PROBLEM STATEMENT: What is needed is a verbatim copy of all the records.

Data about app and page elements

++++

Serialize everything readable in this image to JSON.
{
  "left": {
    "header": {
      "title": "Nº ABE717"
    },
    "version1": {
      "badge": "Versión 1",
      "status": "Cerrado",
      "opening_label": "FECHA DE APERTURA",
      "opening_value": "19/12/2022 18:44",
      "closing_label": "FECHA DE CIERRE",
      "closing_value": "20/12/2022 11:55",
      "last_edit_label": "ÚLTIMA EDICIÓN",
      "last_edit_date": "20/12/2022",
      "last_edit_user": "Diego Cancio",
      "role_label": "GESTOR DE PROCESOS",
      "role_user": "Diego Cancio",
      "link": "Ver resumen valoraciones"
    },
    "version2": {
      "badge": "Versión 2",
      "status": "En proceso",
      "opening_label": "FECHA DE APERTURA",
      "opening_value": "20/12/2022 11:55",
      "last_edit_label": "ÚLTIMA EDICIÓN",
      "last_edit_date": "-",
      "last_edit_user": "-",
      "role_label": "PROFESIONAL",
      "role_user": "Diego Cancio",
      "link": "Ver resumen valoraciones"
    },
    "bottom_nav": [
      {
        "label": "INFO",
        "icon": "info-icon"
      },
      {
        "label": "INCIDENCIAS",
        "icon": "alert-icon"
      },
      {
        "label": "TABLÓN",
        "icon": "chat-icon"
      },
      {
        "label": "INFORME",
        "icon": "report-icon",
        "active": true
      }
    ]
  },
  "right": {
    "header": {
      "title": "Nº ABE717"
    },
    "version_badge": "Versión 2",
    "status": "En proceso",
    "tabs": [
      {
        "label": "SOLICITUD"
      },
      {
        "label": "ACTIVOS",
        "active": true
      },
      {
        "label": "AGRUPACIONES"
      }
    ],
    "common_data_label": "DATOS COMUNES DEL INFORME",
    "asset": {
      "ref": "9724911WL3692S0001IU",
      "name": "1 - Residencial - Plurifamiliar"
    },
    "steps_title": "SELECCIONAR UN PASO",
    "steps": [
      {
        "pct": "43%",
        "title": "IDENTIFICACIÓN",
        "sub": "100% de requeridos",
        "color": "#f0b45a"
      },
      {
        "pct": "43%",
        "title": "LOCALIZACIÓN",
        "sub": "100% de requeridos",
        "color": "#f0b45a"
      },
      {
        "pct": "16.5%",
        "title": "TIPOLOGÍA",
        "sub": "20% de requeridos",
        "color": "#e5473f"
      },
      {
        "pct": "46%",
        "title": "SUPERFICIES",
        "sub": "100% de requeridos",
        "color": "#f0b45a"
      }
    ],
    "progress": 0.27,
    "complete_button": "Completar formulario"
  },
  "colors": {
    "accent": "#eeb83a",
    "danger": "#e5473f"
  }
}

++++

EXPECTED OUTPUT:
Serialize everything readable in this image to JSON.
{
  "left": {
    "header": {
      "title": "Nº ABE717"
    },
    "version1": {
      "badge": "Versión 1",
      "status": "Cerrado",
      "opening_label": "FECHA DE APERTURA",
      "opening_value": "19/12/2022 18:44",
      "closing_label": "FECHA DE CIERRE",
      "closing_value": "20/12/2022 11:55",
      "last_edit_label": "ÚLTIMA EDICIÓN",
      "last_edit_date": "20/12/2022",
      "last_edit_user": "Diego Cancio",
      "role_label": "GESTOR DE PROCESOS",
      "role_user": "Diego Cancio",
      "link": "Ver resumen valoraciones"
    },
    "version2": {
      "badge": "Versión 2",
      "status": "En proceso",
      "opening_label": "FECHA DE APERTURA",
      "opening_value": "20/12/2022 11:55",
      "last_edit_label": "ÚLTIMA EDICIÓN",
      "last_edit_date": "-",
      "last_edit_user": "-",
      "role_label": "PROFESIONAL",
      "role_user": "Diego Cancio",
      "link": "Ver resumen valoraciones"
    },
    "bottom_nav": [
      {
        "label": "INFO",
        "icon": "info-icon"
      },
      {
        "label": "INCIDENCIAS",
        "icon": "alert-icon"
      },
      {
        "label": "TABLÓN",
        "icon": "chat-icon"
      },
      {
        "label": "INFORME",
        "icon": "report-icon",
        "active": true
      }
    ]
  },
  "right": {
    "header": {
      "title": "Nº ABE717"
    },
    "version_badge": "Versión 2",
    "status": "En proceso",
    "tabs": [
      {
        "label": "SOLICITUD"
      },
      {
        "label": "ACTIVOS",
        "active": true
      },
      {
        "label": "AGRUPACIONES"
      }
    ],
    "common_data_label": "DATOS COMUNES DEL INFORME",
    "asset": {
      "ref": "9724911WL3692S0001IU",
      "name": "1 - Residencial - Plurifamiliar"
    },
    "steps_title": "SELECCIONAR UN PASO",
    "steps": [
      {
        "pct": "43%",
        "title": "IDENTIFICACIÓN",
        "sub": "100% de requeridos",
        "color": "#f0b45a"
      },
      {
        "pct": "43%",
        "title": "LOCALIZACIÓN",
        "sub": "100% de requeridos",
        "color": "#f0b45a"
      },
      {
        "pct": "16.5%",
        "title": "TIPOLOGÍA",
        "sub": "20% de requeridos",
        "color": "#e5473f"
      },
      {
        "pct": "46%",
        "title": "SUPERFICIES",
        "sub": "100% de requeridos",
        "color": "#f0b45a"
      }
    ],
    "progress": 0.27,
    "complete_button": "Completar formulario"
  },
  "colors": {
    "accent": "#eeb83a",
    "danger": "#e5473f"
  }
}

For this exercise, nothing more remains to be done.